- Marsh de Mirisco
11 March 1895
I think it best to send you the enclosed letter from Mr. W. Marsh De Marisco this morning, though personally you know all about the contents.
13 March 1895
I enclose the two letters from Mr.W.Marsh de Marisco, one addressed to myself, by which you will see that he wished to put his English affairs in your hands. The M.de Remerue to whom he alludes is a '-d'affairs' of the highest respectability in Switzerland with whom our family in that country have long kept business connections (and he is also Trustee for W de M) As here also other friends of ours - Swiss - of the best position in Berne. Mr de R is himself a gentleman of old family and good connections in Switzerland. I thought you might like to know these particulars. Will you also be so good as now, to write direct to Mr. M. d'Marisco at the address he gives. My sister Georgina wrote to him telling him what we had done respecting his affairs as regards yourself.
18 March 1895
Unfortunately we cannot be sure, who are the Trustees of the settlement under which Mr William Marsh (now since Mar 1874 "De Marisco) derives interest, but we much fear that the late MR. Wynne - father of the present "Wynne & Son" was appointed Trustee. This, as of course you know, could however be ascertained by referring to the copy of the Will of Georgina Nelson Marsh who died 24 March 1861.

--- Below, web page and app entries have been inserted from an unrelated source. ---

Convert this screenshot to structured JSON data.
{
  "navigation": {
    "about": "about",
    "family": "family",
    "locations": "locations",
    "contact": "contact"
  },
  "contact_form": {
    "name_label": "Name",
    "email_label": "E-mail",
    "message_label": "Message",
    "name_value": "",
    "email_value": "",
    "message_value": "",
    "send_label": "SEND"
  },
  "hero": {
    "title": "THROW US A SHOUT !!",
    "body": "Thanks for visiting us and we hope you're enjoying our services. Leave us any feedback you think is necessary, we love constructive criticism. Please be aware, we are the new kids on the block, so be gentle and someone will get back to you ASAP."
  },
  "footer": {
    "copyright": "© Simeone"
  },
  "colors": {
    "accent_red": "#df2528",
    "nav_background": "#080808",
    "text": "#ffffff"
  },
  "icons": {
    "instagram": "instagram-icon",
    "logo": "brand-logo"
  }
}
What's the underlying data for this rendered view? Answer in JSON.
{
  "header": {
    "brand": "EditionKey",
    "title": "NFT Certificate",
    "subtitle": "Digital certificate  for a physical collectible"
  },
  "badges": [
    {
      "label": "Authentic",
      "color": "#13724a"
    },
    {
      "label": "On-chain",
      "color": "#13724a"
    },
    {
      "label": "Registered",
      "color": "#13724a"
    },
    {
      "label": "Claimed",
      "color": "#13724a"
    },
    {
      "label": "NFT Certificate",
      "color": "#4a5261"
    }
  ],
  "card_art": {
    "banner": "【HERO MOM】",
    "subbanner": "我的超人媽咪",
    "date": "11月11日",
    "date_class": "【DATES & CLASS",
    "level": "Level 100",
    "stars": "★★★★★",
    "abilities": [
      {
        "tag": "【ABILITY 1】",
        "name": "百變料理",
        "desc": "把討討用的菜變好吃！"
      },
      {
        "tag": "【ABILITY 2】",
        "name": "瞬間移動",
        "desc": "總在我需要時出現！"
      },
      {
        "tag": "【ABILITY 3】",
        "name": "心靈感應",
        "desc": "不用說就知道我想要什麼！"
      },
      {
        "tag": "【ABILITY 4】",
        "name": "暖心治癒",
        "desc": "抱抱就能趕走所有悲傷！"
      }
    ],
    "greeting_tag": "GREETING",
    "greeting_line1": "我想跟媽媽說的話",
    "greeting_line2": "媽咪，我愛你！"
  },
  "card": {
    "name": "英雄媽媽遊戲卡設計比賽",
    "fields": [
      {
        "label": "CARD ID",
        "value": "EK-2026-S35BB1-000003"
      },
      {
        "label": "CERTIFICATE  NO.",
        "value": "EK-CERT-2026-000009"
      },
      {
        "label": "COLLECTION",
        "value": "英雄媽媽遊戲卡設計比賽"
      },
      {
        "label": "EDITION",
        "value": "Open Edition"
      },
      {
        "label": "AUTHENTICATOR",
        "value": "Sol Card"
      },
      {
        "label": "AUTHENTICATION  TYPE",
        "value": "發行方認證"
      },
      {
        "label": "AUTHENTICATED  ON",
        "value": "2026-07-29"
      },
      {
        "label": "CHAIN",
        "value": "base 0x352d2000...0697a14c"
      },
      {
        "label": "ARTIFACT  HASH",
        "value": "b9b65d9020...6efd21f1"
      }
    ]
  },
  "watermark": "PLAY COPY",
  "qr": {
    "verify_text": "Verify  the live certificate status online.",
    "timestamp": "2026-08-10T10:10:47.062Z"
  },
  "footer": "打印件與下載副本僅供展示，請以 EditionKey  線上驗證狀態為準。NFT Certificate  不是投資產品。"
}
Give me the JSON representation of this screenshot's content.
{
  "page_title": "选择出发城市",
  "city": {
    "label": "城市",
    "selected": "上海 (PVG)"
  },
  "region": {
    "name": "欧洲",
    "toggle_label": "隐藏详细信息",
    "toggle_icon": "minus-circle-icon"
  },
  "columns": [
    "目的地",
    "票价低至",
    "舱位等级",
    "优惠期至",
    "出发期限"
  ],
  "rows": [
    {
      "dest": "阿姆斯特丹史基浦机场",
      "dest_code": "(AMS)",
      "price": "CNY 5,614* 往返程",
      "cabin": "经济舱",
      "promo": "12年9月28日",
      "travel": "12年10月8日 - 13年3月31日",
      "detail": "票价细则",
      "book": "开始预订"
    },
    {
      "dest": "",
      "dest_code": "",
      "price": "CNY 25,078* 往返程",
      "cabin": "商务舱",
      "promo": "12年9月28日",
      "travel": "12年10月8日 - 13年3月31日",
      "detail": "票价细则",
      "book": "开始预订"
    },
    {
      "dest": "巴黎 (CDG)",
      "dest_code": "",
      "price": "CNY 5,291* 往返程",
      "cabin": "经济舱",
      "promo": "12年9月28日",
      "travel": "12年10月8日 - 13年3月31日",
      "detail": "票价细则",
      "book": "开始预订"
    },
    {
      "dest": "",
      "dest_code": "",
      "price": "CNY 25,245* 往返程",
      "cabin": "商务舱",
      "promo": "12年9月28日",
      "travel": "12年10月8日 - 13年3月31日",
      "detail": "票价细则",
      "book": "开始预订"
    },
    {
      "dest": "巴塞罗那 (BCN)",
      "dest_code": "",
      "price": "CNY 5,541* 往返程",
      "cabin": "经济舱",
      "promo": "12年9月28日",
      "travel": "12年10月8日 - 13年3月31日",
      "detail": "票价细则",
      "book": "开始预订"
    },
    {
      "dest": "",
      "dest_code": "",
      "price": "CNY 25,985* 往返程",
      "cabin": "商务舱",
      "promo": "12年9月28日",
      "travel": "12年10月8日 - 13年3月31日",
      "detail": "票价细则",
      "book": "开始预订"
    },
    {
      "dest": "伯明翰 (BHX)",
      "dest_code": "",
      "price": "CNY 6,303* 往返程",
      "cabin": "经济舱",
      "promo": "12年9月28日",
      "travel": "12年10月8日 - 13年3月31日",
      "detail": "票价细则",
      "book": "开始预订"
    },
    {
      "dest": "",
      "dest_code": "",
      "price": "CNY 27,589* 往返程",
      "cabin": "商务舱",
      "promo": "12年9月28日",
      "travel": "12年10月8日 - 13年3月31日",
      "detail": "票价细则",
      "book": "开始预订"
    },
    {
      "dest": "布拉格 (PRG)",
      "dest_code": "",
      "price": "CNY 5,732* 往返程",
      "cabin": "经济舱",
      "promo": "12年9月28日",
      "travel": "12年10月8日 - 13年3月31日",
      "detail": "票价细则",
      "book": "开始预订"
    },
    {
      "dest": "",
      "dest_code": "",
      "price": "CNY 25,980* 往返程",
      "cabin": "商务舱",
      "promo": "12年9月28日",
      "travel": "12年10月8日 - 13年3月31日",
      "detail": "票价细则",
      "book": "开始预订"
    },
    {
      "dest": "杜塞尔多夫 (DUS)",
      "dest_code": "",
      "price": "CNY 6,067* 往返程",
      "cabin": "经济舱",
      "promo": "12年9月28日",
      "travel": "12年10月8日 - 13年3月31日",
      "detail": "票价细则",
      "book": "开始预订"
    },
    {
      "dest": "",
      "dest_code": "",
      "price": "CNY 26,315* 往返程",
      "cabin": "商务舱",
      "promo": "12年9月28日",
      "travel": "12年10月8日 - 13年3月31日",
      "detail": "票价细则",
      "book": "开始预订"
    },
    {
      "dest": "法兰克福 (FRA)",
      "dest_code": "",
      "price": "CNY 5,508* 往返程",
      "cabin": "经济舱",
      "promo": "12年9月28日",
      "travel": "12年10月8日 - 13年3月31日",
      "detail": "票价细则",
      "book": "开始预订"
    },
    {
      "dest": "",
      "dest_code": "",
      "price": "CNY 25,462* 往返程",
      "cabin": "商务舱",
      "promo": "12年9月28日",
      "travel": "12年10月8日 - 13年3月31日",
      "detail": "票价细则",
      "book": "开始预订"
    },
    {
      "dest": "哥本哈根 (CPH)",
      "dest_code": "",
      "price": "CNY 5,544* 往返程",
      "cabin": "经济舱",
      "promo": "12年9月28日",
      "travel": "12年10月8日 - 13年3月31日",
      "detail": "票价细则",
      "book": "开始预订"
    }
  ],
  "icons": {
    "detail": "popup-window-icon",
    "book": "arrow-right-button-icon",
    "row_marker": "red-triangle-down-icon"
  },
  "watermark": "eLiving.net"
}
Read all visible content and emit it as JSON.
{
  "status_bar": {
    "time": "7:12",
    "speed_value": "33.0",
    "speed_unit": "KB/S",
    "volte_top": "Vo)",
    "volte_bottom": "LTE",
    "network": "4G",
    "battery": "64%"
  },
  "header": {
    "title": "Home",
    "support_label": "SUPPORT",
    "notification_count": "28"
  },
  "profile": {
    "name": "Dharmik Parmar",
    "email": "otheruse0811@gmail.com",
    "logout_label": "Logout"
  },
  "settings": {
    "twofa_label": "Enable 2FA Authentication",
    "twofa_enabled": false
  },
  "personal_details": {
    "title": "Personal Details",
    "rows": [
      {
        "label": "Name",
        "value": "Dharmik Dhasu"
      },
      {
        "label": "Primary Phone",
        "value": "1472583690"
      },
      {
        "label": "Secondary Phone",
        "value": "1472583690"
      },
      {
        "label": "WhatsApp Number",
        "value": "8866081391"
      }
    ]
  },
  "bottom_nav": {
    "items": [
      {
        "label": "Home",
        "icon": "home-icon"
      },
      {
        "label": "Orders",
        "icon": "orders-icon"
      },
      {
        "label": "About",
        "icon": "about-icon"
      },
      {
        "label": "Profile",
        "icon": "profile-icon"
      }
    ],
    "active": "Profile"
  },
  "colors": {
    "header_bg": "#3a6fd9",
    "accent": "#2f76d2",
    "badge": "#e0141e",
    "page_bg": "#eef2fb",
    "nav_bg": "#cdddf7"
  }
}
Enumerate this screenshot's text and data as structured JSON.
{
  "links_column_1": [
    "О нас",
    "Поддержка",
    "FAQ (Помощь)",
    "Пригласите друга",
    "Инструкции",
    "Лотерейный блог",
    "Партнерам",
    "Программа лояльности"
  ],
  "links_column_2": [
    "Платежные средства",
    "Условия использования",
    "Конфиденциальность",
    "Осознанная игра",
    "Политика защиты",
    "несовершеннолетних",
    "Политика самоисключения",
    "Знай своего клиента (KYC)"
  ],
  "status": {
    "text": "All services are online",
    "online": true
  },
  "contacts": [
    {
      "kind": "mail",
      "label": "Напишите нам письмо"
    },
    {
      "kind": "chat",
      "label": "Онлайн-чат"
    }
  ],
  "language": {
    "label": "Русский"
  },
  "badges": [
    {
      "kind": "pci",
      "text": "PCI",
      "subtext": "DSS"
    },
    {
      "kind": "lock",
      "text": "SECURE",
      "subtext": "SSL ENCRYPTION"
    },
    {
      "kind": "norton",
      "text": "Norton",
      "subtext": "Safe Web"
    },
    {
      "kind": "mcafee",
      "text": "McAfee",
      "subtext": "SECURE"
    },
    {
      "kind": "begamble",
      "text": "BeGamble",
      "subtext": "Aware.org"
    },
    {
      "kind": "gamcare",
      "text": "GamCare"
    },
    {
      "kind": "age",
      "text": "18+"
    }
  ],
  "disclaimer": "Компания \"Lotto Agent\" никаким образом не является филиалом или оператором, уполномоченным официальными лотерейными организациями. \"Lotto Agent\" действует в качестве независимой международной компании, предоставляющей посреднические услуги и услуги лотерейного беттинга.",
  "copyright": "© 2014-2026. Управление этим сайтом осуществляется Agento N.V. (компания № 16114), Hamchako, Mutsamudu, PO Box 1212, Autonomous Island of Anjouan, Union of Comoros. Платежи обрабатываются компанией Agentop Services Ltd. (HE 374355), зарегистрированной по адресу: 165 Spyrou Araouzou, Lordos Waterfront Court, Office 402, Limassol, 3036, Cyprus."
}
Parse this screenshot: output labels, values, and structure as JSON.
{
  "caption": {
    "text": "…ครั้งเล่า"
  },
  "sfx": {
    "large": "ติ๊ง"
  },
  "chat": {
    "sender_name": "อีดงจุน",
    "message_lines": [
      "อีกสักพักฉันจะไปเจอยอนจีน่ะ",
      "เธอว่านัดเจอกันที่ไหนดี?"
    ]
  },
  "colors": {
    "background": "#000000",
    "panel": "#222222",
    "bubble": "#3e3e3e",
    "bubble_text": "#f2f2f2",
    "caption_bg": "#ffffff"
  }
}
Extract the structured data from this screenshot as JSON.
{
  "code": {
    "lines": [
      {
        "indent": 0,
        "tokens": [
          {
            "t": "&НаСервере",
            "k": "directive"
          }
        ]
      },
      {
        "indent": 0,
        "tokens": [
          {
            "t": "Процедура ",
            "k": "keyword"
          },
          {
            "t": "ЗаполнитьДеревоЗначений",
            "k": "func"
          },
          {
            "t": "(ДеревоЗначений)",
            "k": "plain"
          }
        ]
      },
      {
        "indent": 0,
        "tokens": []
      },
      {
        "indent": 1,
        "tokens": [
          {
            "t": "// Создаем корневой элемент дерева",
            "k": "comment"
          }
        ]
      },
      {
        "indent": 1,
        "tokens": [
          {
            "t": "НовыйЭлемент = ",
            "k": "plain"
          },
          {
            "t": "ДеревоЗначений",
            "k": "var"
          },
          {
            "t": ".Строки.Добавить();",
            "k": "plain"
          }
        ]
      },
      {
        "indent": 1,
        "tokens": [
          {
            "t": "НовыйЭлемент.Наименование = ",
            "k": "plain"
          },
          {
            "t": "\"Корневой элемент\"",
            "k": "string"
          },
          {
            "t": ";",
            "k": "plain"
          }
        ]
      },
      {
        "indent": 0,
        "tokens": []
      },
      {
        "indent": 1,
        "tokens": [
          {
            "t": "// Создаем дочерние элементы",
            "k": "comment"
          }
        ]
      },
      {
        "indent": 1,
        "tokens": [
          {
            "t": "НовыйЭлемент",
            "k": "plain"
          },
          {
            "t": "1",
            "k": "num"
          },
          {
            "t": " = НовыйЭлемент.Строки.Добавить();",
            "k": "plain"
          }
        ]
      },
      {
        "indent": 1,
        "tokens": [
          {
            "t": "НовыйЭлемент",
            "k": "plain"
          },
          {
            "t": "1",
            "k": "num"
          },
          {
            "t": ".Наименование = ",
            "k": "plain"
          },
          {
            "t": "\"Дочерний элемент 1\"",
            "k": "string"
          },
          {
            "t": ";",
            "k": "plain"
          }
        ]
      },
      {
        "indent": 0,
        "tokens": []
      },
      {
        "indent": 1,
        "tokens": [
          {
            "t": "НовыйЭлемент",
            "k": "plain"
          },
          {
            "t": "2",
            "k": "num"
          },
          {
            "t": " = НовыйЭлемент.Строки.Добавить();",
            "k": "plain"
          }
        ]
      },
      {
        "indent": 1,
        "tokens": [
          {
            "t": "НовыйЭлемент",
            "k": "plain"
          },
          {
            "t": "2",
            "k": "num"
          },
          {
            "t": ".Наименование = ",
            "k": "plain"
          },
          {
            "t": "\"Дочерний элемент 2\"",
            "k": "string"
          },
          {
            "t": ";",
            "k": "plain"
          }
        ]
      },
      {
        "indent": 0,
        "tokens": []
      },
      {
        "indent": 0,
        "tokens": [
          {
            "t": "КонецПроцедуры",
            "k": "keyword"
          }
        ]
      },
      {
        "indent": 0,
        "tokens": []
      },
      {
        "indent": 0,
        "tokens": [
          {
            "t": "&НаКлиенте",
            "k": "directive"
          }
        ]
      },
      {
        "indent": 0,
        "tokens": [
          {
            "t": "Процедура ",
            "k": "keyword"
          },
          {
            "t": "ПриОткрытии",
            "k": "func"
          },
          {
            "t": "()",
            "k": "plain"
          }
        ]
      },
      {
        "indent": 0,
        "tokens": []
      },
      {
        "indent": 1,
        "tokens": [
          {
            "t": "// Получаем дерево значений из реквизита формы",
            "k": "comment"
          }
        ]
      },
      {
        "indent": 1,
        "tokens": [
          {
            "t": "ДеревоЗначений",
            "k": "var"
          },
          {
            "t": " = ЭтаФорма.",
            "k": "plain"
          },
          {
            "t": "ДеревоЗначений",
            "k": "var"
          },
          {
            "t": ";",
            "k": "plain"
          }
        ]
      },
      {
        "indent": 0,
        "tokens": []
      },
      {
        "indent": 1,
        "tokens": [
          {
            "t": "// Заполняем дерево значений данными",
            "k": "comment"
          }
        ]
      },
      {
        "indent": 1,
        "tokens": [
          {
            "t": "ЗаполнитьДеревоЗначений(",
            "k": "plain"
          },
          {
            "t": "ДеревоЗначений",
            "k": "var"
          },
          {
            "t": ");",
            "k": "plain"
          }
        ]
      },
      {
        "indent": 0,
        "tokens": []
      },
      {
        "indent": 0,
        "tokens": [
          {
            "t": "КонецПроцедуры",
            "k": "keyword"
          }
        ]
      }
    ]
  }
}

Will you kindly ascertain the facts of the case for us, (and at our expense - so far - in all this business) and inform us what steps should be taken, should our fears be correct, and Wynne & Son be the Trustees, under or late Aunt, Georgina N. Marsh's Will.